Unsurprisingly, Stone’s film on Chávez is less documentary and more glowing, brainwashed propaganda.
You couldn’t make it up: the dictator and the filmmaker in a love-in.
Actually, London’s Sunday Times thought I’d done just that when I wrote an editorial this past February on the Venezuelan referendum and my Newsnight interview: their legal department called me in New York seeking confirmation that Oliver Stone was indeed making a film glorifying Chávez. They were afraid of being sued.
Well, they wouldn’t be sued now: Chávez and Stone did their best Posh ‘n’ Becks imitation on the red carpet in Venice last night.
Donning identical black suits, white shirts and chavista red ties, they strolled side-by-side, waving at the crowds, smiling at the cameras, one of which Chávez engagingly seized to jokingly take a picture himself. What an apt metaphor for his seizure of Venezuelan media, which his militias have attacked with tear gas and whose licenses he has personally suspended.
No one can work a crowd like Chávez. After all, he gets lots of practice with his Alo, Presidente broadcasts that blanket the airwaves every Sunday. A recent one was broadcast from Hato El Frío, a 200,000-acre estate he seized from the family of a close friend of mine.
Unsurprisingly, Stone’s film on Chávez, South of the Border, is less documentary and more glowing, brainwashed propaganda suffering afflicted by the film maker getting too close to his subject: flying on Chávez’s plane, riding bikes together, etc. Admittedly, Stone (by his own admission) has only spent “a few hours” with Chávez.
“South of the Border” apparently also features clips of the other “adherents” of Chávez’s Bolivarian revolution: Morales, Correa, Lula, Kirchner, completely betraying his ignorance of the nuances of regional politics. Lumping Lula in with Chávez is simply ludicrous. Regardless of Lula’s leftist rhetoric, he is an extremely shrewd pragmatist, who has actively undercut Chávez on many occasions. Chávez may like to think Lula is a protégé, but almost anyone can tell you that is certainly not the case — and not how Lula thinks of himself.

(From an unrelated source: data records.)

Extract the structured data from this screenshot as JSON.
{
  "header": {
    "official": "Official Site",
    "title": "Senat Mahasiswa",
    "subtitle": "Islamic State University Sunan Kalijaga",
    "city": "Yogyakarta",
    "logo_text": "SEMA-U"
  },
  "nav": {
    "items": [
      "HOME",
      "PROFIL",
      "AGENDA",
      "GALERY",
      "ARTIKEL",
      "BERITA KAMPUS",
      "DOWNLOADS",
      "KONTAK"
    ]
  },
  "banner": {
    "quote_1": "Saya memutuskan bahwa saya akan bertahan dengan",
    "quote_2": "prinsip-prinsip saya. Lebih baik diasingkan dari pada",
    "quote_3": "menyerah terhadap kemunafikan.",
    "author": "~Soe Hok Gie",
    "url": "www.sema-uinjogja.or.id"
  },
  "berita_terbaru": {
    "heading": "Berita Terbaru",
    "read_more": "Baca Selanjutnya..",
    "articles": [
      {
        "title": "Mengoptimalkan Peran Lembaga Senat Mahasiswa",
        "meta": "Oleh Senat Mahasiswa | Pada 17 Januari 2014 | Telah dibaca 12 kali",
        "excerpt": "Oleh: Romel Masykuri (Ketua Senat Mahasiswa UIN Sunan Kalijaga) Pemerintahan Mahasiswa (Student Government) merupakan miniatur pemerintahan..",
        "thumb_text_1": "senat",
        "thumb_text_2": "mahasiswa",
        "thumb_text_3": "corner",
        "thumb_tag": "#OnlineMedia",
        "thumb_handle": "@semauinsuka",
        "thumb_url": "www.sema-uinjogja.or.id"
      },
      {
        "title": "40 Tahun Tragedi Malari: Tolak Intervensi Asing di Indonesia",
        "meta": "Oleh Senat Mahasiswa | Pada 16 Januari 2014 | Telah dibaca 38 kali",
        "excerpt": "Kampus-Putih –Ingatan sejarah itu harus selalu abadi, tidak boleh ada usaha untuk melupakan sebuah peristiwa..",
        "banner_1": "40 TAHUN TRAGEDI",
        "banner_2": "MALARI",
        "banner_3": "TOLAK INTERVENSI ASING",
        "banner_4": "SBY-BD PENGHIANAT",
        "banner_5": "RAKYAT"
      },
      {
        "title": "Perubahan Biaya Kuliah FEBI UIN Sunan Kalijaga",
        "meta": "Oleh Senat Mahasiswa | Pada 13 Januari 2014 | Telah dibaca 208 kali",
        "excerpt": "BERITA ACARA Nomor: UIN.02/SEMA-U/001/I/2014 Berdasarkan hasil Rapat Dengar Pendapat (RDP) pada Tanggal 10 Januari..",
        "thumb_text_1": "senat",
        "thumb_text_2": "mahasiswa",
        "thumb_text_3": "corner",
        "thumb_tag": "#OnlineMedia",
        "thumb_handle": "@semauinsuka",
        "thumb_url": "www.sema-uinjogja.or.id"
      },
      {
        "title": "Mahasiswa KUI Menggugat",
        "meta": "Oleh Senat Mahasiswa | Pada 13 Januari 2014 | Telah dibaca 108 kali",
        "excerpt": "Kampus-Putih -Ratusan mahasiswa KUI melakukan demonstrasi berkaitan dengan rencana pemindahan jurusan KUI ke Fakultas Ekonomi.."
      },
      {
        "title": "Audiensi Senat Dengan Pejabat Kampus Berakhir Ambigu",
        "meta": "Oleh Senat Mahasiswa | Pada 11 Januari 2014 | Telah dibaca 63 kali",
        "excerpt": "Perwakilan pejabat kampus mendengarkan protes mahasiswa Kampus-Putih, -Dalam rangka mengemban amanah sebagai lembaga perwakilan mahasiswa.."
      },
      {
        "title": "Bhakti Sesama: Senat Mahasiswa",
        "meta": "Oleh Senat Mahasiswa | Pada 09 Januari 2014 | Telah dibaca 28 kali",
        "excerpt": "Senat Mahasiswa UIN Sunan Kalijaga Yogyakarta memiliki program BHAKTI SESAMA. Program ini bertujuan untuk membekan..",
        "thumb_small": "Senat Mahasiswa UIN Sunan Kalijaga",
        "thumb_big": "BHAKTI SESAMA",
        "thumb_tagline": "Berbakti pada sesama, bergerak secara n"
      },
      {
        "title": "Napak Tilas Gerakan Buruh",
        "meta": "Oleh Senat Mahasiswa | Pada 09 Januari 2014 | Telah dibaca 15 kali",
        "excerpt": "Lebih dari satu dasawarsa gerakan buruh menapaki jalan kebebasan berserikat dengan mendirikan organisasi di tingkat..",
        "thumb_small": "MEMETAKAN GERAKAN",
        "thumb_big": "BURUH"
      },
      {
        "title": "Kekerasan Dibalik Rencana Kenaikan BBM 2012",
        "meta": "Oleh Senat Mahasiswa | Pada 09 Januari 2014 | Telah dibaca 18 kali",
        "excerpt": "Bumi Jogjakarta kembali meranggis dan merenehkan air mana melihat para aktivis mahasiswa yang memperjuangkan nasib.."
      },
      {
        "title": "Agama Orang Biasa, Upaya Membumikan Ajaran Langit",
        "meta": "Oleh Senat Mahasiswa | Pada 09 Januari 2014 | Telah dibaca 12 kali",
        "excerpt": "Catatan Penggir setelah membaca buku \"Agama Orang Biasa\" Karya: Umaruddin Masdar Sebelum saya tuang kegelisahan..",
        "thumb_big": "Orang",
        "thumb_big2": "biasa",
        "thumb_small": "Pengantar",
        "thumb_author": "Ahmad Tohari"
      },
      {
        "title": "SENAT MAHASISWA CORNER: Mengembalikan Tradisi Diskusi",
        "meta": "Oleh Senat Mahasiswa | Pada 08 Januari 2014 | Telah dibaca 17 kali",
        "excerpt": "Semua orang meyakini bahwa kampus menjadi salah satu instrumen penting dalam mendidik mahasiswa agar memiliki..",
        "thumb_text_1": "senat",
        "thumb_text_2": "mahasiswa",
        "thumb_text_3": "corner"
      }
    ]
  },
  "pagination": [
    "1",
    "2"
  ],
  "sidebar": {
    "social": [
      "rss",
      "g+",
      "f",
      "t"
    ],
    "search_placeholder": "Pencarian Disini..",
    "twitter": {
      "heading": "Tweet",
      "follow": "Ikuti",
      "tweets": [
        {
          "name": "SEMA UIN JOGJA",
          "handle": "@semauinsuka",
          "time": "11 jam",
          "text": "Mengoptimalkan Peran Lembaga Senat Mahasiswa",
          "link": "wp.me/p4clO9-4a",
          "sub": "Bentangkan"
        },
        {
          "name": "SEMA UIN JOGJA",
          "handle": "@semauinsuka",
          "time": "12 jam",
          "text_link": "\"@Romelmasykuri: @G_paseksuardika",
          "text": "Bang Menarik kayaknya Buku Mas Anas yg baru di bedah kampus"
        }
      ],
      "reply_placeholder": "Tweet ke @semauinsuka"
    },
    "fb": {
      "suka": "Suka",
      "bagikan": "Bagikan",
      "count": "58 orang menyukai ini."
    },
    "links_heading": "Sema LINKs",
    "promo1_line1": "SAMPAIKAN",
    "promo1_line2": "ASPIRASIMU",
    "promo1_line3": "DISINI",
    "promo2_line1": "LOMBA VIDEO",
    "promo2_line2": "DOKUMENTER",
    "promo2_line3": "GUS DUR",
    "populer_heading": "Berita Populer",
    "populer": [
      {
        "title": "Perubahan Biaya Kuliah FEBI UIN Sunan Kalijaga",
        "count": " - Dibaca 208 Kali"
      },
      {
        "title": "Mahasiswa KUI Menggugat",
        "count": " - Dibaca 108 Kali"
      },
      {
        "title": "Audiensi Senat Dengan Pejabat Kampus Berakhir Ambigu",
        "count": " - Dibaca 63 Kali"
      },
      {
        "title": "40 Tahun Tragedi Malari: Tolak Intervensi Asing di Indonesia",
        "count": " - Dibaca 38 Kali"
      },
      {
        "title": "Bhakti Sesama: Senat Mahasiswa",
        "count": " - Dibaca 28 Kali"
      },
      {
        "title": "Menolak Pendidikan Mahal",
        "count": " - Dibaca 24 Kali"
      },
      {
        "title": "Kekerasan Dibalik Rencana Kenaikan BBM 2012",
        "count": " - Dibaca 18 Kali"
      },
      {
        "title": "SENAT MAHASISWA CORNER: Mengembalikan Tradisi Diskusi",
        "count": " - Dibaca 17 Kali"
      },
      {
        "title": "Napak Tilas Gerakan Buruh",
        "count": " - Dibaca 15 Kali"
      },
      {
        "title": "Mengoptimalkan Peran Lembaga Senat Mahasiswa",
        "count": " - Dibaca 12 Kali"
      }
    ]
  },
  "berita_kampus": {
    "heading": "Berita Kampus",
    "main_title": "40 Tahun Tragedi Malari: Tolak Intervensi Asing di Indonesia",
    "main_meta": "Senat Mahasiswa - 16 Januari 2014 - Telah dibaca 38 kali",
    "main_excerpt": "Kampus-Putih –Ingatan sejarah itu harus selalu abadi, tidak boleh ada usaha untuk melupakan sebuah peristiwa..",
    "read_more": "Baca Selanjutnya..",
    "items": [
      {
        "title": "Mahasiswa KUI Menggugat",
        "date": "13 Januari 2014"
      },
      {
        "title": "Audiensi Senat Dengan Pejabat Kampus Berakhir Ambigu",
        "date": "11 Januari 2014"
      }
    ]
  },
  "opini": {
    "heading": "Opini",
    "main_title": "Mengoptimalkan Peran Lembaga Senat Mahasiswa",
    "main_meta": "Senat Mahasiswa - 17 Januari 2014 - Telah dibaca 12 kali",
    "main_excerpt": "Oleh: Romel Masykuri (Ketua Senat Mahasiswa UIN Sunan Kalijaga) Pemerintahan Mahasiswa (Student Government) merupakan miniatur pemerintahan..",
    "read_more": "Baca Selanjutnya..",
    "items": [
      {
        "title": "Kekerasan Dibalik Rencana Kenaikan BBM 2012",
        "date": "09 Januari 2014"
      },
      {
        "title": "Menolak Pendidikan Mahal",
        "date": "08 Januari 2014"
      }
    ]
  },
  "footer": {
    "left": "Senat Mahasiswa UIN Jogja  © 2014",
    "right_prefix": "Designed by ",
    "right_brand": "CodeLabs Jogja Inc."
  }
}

But then Stone was not interested in accuracy or the facts. Hence why he ignored the octupling of the murder rate, the rampant corruption of the Chávez family who control an entire region of the country, the seizures of private property, the control of the media or the over 2,200 political prisoners.
When asked why he did not give one minute to the growing opposition, Stone responded: “Why do you seek the dark side when the guy is doing good things?”
Really? Well, gee, Ollie, I thought the truth mattered to you in making a documentary.
But maybe the truth is not what really mattered to Stone, who likes to make a contrarian splash like some overgrown enfant terrible.
At least the Venice Film Festival isn’t taking the film seriously: although being screened, it is not in the competition.
But it is not surprising Stone got a one-sided view of Chávez; his guide was the renowned socialist economist and chavista Mark Weisbrot of the Center for Economic and Policy Research, a renowned well-left-of-center think tank that has always supported Chávez and supports Zelaya and other authoritarian chavistas.
There could, however, be another explanation for the overwhelming one-sidedness of the Stone-Chávez collaboration. Chávez has never made any secret of his dreams of Hollywood glory: he has spent millions on Hollywood-style studios in Venezuela that he has proudly showed off to Sean Penn and Danny Glover, both of whom have received many millions from Chávez. Glover reputedly received US$20 million.
Given the splash “South of the Border” is making and that Chávez had his dream come true and walked the red carpet in Venice, I have to wonder how much Tweedledee paid Tweedledum for his adulation.